[Excerpts from an interface dataset]
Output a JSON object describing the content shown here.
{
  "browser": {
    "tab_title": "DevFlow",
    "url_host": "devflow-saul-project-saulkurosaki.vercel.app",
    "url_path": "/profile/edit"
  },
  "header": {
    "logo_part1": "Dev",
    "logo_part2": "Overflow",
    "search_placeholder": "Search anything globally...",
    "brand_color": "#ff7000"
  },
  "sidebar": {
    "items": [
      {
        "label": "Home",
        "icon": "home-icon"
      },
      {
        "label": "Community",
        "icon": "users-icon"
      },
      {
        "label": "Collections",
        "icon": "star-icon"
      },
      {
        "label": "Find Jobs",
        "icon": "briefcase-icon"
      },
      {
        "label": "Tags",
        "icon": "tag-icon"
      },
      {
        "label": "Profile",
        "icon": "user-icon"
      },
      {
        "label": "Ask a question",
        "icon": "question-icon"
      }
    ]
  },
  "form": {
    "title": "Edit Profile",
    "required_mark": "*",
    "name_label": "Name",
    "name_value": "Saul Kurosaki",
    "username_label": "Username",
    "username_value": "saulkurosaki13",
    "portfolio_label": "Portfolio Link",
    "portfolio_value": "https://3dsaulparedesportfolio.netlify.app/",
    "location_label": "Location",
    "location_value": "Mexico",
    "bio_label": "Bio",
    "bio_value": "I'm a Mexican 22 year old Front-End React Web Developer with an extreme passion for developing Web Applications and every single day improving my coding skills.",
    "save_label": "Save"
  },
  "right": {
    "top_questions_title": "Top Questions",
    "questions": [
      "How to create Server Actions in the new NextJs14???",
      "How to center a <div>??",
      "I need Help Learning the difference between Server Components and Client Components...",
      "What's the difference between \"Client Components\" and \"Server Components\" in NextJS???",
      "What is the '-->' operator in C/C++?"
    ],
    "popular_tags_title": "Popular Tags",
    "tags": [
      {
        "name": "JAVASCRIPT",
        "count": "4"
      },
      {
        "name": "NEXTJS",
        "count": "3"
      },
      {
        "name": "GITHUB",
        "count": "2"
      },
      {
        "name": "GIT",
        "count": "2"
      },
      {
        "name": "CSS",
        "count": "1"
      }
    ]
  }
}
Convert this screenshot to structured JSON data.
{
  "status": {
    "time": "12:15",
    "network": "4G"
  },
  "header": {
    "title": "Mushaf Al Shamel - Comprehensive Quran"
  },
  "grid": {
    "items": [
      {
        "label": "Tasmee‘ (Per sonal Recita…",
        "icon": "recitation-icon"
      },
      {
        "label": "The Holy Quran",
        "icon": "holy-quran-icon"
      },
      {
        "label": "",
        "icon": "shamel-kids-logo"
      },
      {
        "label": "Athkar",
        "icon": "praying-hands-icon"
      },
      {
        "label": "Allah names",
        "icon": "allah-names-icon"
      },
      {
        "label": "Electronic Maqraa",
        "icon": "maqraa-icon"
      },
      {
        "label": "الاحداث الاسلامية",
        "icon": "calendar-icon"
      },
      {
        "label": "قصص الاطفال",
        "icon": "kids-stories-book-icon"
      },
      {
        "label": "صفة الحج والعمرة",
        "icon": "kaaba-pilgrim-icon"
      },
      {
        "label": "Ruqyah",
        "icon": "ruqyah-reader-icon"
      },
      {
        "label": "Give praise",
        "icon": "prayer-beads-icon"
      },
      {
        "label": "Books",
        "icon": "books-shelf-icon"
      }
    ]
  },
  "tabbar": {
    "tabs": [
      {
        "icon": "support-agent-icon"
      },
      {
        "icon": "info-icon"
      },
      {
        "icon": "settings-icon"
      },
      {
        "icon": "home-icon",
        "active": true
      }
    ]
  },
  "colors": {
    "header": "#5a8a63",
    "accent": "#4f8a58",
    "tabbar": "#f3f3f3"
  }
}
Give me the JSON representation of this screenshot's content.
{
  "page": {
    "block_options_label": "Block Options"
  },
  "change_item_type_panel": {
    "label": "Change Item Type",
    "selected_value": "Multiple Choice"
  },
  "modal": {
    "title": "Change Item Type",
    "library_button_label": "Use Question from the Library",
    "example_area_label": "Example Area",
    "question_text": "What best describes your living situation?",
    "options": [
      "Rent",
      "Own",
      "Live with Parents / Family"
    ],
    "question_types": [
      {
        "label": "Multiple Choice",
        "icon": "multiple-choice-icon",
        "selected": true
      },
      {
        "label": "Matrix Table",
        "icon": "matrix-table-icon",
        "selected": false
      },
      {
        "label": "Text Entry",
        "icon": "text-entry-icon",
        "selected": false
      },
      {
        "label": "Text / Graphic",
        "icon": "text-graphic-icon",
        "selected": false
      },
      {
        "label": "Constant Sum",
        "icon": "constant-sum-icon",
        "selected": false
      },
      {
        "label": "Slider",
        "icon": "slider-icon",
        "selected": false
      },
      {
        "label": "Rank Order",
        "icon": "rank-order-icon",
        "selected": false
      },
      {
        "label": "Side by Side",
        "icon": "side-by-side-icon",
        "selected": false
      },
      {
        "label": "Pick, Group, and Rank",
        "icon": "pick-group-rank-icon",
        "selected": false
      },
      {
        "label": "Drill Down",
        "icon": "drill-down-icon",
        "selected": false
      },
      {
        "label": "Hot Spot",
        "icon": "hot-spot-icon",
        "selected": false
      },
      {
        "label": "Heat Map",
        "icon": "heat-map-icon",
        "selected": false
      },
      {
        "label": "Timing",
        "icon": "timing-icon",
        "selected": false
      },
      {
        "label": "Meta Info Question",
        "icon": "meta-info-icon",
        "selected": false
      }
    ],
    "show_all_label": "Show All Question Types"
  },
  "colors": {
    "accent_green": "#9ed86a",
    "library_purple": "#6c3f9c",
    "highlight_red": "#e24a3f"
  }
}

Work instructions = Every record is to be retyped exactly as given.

Task result =
Output a JSON object describing the content shown here.
{
  "browser": {
    "tab_title": "DevFlow",
    "url_host": "devflow-saul-project-saulkurosaki.vercel.app",
    "url_path": "/profile/edit"
  },
  "header": {
    "logo_part1": "Dev",
    "logo_part2": "Overflow",
    "search_placeholder": "Search anything globally...",
    "brand_color": "#ff7000"
  },
  "sidebar": {
    "items": [
      {
        "label": "Home",
        "icon": "home-icon"
      },
      {
        "label": "Community",
        "icon": "users-icon"
      },
      {
        "label": "Collections",
        "icon": "star-icon"
      },
      {
        "label": "Find Jobs",
        "icon": "briefcase-icon"
      },
      {
        "label": "Tags",
        "icon": "tag-icon"
      },
      {
        "label": "Profile",
        "icon": "user-icon"
      },
      {
        "label": "Ask a question",
        "icon": "question-icon"
      }
    ]
  },
  "form": {
    "title": "Edit Profile",
    "required_mark": "*",
    "name_label": "Name",
    "name_value": "Saul Kurosaki",
    "username_label": "Username",
    "username_value": "saulkurosaki13",
    "portfolio_label": "Portfolio Link",
    "portfolio_value": "https://3dsaulparedesportfolio.netlify.app/",
    "location_label": "Location",
    "location_value": "Mexico",
    "bio_label": "Bio",
    "bio_value": "I'm a Mexican 22 year old Front-End React Web Developer with an extreme passion for developing Web Applications and every single day improving my coding skills.",
    "save_label": "Save"
  },
  "right": {
    "top_questions_title": "Top Questions",
    "questions": [
      "How to create Server Actions in the new NextJs14???",
      "How to center a <div>??",
      "I need Help Learning the difference between Server Components and Client Components...",
      "What's the difference between \"Client Components\" and \"Server Components\" in NextJS???",
      "What is the '-->' operator in C/C++?"
    ],
    "popular_tags_title": "Popular Tags",
    "tags": [
      {
        "name": "JAVASCRIPT",
        "count": "4"
      },
      {
        "name": "NEXTJS",
        "count": "3"
      },
      {
        "name": "GITHUB",
        "count": "2"
      },
      {
        "name": "GIT",
        "count": "2"
      },
      {
        "name": "CSS",
        "count": "1"
      }
    ]
  }
}
Convert this screenshot to structured JSON data.
{
  "status": {
    "time": "12:15",
    "network": "4G"
  },
  "header": {
    "title": "Mushaf Al Shamel - Comprehensive Quran"
  },
  "grid": {
    "items": [
      {
        "label": "Tasmee‘ (Per sonal Recita…",
        "icon": "recitation-icon"
      },
      {
        "label": "The Holy Quran",
        "icon": "holy-quran-icon"
      },
      {
        "label": "",
        "icon": "shamel-kids-logo"
      },
      {
        "label": "Athkar",
        "icon": "praying-hands-icon"
      },
      {
        "label": "Allah names",
        "icon": "allah-names-icon"
      },
      {
        "label": "Electronic Maqraa",
        "icon": "maqraa-icon"
      },
      {
        "label": "الاحداث الاسلامية",
        "icon": "calendar-icon"
      },
      {
        "label": "قصص الاطفال",
        "icon": "kids-stories-book-icon"
      },
      {
        "label": "صفة الحج والعمرة",
        "icon": "kaaba-pilgrim-icon"
      },
      {
        "label": "Ruqyah",
        "icon": "ruqyah-reader-icon"
      },
      {
        "label": "Give praise",
        "icon": "prayer-beads-icon"
      },
      {
        "label": "Books",
        "icon": "books-shelf-icon"
      }
    ]
  },
  "tabbar": {
    "tabs": [
      {
        "icon": "support-agent-icon"
      },
      {
        "icon": "info-icon"
      },
      {
        "icon": "settings-icon"
      },
      {
        "icon": "home-icon",
        "active": true
      }
    ]
  },
  "colors": {
    "header": "#5a8a63",
    "accent": "#4f8a58",
    "tabbar": "#f3f3f3"
  }
}
Give me the JSON representation of this screenshot's content.
{
  "page": {
    "block_options_label": "Block Options"
  },
  "change_item_type_panel": {
    "label": "Change Item Type",
    "selected_value": "Multiple Choice"
  },
  "modal": {
    "title": "Change Item Type",
    "library_button_label": "Use Question from the Library",
    "example_area_label": "Example Area",
    "question_text": "What best describes your living situation?",
    "options": [
      "Rent",
      "Own",
      "Live with Parents / Family"
    ],
    "question_types": [
      {
        "label": "Multiple Choice",
        "icon": "multiple-choice-icon",
        "selected": true
      },
      {
        "label": "Matrix Table",
        "icon": "matrix-table-icon",
        "selected": false
      },
      {
        "label": "Text Entry",
        "icon": "text-entry-icon",
        "selected": false
      },
      {
        "label": "Text / Graphic",
        "icon": "text-graphic-icon",
        "selected": false
      },
      {
        "label": "Constant Sum",
        "icon": "constant-sum-icon",
        "selected": false
      },
      {
        "label": "Slider",
        "icon": "slider-icon",
        "selected": false
      },
      {
        "label": "Rank Order",
        "icon": "rank-order-icon",
        "selected": false
      },
      {
        "label": "Side by Side",
        "icon": "side-by-side-icon",
        "selected": false
      },
      {
        "label": "Pick, Group, and Rank",
        "icon": "pick-group-rank-icon",
        "selected": false
      },
      {
        "label": "Drill Down",
        "icon": "drill-down-icon",
        "selected": false
      },
      {
        "label": "Hot Spot",
        "icon": "hot-spot-icon",
        "selected": false
      },
      {
        "label": "Heat Map",
        "icon": "heat-map-icon",
        "selected": false
      },
      {
        "label": "Timing",
        "icon": "timing-icon",
        "selected": false
      },
      {
        "label": "Meta Info Question",
        "icon": "meta-info-icon",
        "selected": false
      }
    ],
    "show_all_label": "Show All Question Types"
  },
  "colors": {
    "accent_green": "#9ed86a",
    "library_purple": "#6c3f9c",
    "highlight_red": "#e24a3f"
  }
}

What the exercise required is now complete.